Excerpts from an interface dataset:
══════

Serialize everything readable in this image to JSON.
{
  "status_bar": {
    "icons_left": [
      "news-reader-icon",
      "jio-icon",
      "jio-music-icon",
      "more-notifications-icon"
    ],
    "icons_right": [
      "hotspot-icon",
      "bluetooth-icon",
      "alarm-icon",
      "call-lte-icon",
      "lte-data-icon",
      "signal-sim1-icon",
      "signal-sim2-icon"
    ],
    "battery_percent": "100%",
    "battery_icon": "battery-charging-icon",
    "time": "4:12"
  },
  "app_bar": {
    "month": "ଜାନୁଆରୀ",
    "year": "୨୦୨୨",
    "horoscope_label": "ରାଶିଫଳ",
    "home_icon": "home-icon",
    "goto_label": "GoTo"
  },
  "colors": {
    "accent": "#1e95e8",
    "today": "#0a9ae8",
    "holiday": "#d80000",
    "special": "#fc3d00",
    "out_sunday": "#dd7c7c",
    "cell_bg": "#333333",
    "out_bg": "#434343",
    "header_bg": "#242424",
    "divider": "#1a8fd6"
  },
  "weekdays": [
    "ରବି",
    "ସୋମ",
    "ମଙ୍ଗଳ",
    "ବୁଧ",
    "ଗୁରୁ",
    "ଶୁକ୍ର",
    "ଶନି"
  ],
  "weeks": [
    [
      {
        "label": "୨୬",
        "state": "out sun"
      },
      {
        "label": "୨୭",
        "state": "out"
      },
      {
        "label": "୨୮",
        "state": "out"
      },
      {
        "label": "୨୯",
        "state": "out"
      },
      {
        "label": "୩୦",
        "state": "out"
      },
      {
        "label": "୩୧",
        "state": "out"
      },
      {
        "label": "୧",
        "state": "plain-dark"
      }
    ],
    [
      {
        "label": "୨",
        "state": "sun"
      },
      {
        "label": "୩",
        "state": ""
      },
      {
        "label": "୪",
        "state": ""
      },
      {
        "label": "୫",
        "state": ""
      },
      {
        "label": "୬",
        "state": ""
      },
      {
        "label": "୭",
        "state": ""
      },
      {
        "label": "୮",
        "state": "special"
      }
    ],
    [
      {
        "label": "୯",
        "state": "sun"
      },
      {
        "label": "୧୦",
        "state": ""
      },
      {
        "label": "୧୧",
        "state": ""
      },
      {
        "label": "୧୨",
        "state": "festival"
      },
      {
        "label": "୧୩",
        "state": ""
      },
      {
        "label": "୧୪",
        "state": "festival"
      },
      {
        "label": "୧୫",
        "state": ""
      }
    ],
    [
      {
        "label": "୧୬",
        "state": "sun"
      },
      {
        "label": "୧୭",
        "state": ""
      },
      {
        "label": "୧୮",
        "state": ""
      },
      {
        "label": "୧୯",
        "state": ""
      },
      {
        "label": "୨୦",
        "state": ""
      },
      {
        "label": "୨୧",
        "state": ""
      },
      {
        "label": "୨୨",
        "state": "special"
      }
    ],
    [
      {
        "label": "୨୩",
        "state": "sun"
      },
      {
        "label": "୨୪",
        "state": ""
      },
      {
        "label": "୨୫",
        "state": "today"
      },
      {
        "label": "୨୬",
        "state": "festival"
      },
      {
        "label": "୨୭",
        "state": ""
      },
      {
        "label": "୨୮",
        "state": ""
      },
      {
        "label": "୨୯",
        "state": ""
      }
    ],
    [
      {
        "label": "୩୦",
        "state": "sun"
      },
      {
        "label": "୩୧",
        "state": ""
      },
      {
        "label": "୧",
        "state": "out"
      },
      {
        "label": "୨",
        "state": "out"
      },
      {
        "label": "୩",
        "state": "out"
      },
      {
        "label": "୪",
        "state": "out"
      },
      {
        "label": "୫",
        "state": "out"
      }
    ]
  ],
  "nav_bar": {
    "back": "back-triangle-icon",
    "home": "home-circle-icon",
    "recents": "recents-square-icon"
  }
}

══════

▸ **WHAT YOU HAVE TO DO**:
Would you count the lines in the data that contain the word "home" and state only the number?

▸ **WRITTEN ANSWER**:
2